‘Why would anyone want to diminish the access to health care we’ve been able to create?’


May 3, 2017

Denise White-Jenkins of Upper Marlboro, Maryland, was worried.

Years ago, her daughter, a sophomore in college, was diagnosed with thyroid cancer. She was successfully treated, but in February, her daughter was approaching her 26th birthday, and she would no longer be able to be on her parents’ health insurance plan.

And a month earlier, Donald J. Trump had been sworn in as the nation’s 45th President, pledging to make good on his promise to repeal the Affordable Care Act.

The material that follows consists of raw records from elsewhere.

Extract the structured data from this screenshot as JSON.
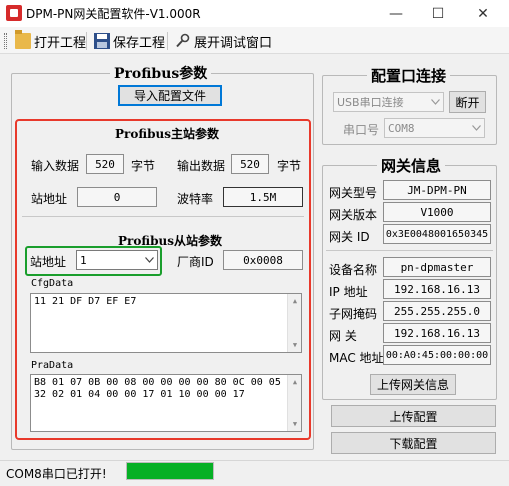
{
  "window": {
    "title": "DPM-PN网关配置软件-V1.000R",
    "minimize_glyph": "—",
    "maximize_glyph": "☐",
    "close_glyph": "✕"
  },
  "toolbar": {
    "open_label": "打开工程",
    "save_label": "保存工程",
    "debug_label": "展开调试窗口"
  },
  "profibus": {
    "group_title": "Profibus参数",
    "import_button": "导入配置文件",
    "master": {
      "title": "Profibus主站参数",
      "input_label": "输入数据",
      "input_value": "520",
      "input_unit": "字节",
      "output_label": "输出数据",
      "output_value": "520",
      "output_unit": "字节",
      "address_label": "站地址",
      "address_value": "0",
      "baud_label": "波特率",
      "baud_value": "1.5M"
    },
    "slave": {
      "title": "Profibus从站参数",
      "address_label": "站地址",
      "address_value": "1",
      "vendor_label": "厂商ID",
      "vendor_value": "0x0008",
      "cfg_label": "CfgData",
      "cfg_value": "11 21 DF D7 EF E7",
      "pra_label": "PraData",
      "pra_line1": "B8 01 07 0B 00 08 00 00 00 00 80 0C 00 05",
      "pra_line2": "32 02 01 04 00 00 17 01 10 00 00 17"
    }
  },
  "config_port": {
    "title": "配置口连接",
    "port_type_value": "USB串口连接",
    "disconnect_button": "断开",
    "port_label": "串口号",
    "port_value": "COM8"
  },
  "gateway": {
    "title": "网关信息",
    "model_label": "网关型号",
    "model_value": "JM-DPM-PN",
    "version_label": "网关版本",
    "version_value": "V1000",
    "id_label": "网关 ID",
    "id_value": "0x3E0048001650345",
    "device_label": "设备名称",
    "device_value": "pn-dpmaster",
    "ip_label": "IP  地址",
    "ip_value": "192.168.16.13",
    "mask_label": "子网掩码",
    "mask_value": "255.255.255.0",
    "gw_label": "网    关",
    "gw_value": "192.168.16.13",
    "mac_label": "MAC 地址",
    "mac_value": "00:A0:45:00:00:00",
    "upload_info_button": "上传网关信息"
  },
  "actions": {
    "upload_config": "上传配置",
    "download_config": "下载配置"
  },
  "status": {
    "text": "COM8串口已打开!",
    "progress": 1.0,
    "progress_color": "#06b025"
  },
  "colors": {
    "highlight_red": "#e8392b",
    "highlight_green": "#1a9e2c",
    "focus_blue": "#0078d7"
  }
}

As health care advocates fight today to preserve the Affordable Care Act, the subject of Americans with pre-existing conditions was front and center Wednesday. An amendment to the House GOP repeal bill would allow states to opt out of requiring insurance companies to cover people with pre-existing conditions. At first, the amendment was understood by many to gut the availability of affordable insurance for those with such conditions, and it was not gaining enough votes.  Then, Representatives Upton (R-MI) and Long (R-MO) offered a fig leaf of an amendment, providing a wholly inadequate increase in the funds available to pay for those who would be insured through high risk pools.  It will not fix the problem (it’s been estimated that it would take more than $200 billion to make high risk pools viable; this amendment offers $8 billion).

To show why this matters a lot, House Minority Leader Nancy Pelosi invited Denise and people with other compelling stories to share them at a news conference in the U.S. Capitol.

Denise reports that her daughter is healthy, cancer-free, and pursuing her dream to become a lawyer. But she is worried that if the cancer were to return, an insurance company would treat it as a pre-existing condition and would not provide affordable coverage. “Let us not return to those days,” she urged members of Congress. “Please place concern about the well-being of families over the well-being of your careers. Have the courage to do what you know is right. Work constructively with members of both parties to improve access to health care, not destroy it.”

Maureen Murphy of Alexandria, Virginia, recounted how she experienced a stroke while participating in her exercise class. The stroke, which turned out to be the result of a rare blood disorder, occurred before the Affordable Care Act became law.

At the time, Maureen, a graduate school student, was unable to purchase health insurance prior to her stroke because of what was deemed a pre-existing condition: It seems Maureen had been undergoing bereavement counseling following the deaths of her parents – and her grief was viewed as a pre-existing condition.

Today Maureen says she benefits from the Affordable Care Act because purchasing insurance through the exchange helps her afford her daily medication. In addition, she knows she will not be denied coverage due to her rare blood disorder, and she knows she will not be charged more than those who do not have this disorder. “Why would anyone want to diminish the access to health care we’ve been able to create?” she asks.

An estimated 130 million Americans have pre-existing conditions, and polls show most Americans want this population protected. But pre-existing conditions aren’t just a personal issue for ordinary Americans – it’s also a personal issue for some members of Congress.

“I have a pre-existing condition,” said Rep. Rosa DeLauro (D-CT), who spoke at Wednesday’s event. “I am an ovarian cancer survivor. I am covered. I can pay for it, and I get what I need. This is a very personal fight for me.”

Today and tomorrow are critical times to call Representatives to tell them to vote no.
Indivisible and Families USA created a call script to help you talk to your representative.

Affordable Care Act
health care
Health Care Reform
People's Budget
pre-existing conditions